## REQUIREMENT
Please return all of the data exactly as written.

## STUDY MATERIAL
= Beginning of Section =

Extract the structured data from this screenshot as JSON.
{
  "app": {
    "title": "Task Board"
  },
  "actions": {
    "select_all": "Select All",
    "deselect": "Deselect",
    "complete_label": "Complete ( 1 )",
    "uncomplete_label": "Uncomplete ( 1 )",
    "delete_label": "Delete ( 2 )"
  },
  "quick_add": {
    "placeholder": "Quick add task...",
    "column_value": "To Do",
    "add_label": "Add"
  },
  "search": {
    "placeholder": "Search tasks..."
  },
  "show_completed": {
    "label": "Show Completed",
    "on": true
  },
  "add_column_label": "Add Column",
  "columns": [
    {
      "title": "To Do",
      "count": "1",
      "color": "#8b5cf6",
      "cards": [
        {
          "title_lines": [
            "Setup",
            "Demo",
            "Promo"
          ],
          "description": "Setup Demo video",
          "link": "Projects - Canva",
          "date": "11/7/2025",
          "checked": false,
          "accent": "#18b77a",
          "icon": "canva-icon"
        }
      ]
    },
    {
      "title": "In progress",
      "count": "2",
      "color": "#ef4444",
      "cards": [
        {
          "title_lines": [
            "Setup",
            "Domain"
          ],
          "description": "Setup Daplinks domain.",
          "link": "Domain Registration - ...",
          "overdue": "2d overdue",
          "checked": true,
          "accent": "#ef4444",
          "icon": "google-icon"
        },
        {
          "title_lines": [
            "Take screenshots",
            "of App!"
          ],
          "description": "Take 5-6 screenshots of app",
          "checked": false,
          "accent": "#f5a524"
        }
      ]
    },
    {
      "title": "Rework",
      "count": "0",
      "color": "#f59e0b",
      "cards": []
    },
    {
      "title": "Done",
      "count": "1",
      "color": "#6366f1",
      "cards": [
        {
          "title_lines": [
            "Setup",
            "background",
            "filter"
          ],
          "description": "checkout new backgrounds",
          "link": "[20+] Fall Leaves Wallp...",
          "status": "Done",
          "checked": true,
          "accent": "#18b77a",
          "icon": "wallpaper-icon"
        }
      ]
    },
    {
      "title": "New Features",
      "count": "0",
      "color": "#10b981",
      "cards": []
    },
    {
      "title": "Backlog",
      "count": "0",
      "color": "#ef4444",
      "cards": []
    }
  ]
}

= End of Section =

## RESULT OF THE EXERCISE
Extract the structured data from this screenshot as JSON.
{
  "app": {
    "title": "Task Board"
  },
  "actions": {
    "select_all": "Select All",
    "deselect": "Deselect",
    "complete_label": "Complete ( 1 )",
    "uncomplete_label": "Uncomplete ( 1 )",
    "delete_label": "Delete ( 2 )"
  },
  "quick_add": {
    "placeholder": "Quick add task...",
    "column_value": "To Do",
    "add_label": "Add"
  },
  "search": {
    "placeholder": "Search tasks..."
  },
  "show_completed": {
    "label": "Show Completed",
    "on": true
  },
  "add_column_label": "Add Column",
  "columns": [
    {
      "title": "To Do",
      "count": "1",
      "color": "#8b5cf6",
      "cards": [
        {
          "title_lines": [
            "Setup",
            "Demo",
            "Promo"
          ],
          "description": "Setup Demo video",
          "link": "Projects - Canva",
          "date": "11/7/2025",
          "checked": false,
          "accent": "#18b77a",
          "icon": "canva-icon"
        }
      ]
    },
    {
      "title": "In progress",
      "count": "2",
      "color": "#ef4444",
      "cards": [
        {
          "title_lines": [
            "Setup",
            "Domain"
          ],
          "description": "Setup Daplinks domain.",
          "link": "Domain Registration - ...",
          "overdue": "2d overdue",
          "checked": true,
          "accent": "#ef4444",
          "icon": "google-icon"
        },
        {
          "title_lines": [
            "Take screenshots",
            "of App!"
          ],
          "description": "Take 5-6 screenshots of app",
          "checked": false,
          "accent": "#f5a524"
        }
      ]
    },
    {
      "title": "Rework",
      "count": "0",
      "color": "#f59e0b",
      "cards": []
    },
    {
      "title": "Done",
      "count": "1",
      "color": "#6366f1",
      "cards": [
        {
          "title_lines": [
            "Setup",
            "background",
            "filter"
          ],
          "description": "checkout new backgrounds",
          "link": "[20+] Fall Leaves Wallp...",
          "status": "Done",
          "checked": true,
          "accent": "#18b77a",
          "icon": "wallpaper-icon"
        }
      ]
    },
    {
      "title": "New Features",
      "count": "0",
      "color": "#10b981",
      "cards": []
    },
    {
      "title": "Backlog",
      "count": "0",
      "color": "#ef4444",
      "cards": []
    }
  ]
}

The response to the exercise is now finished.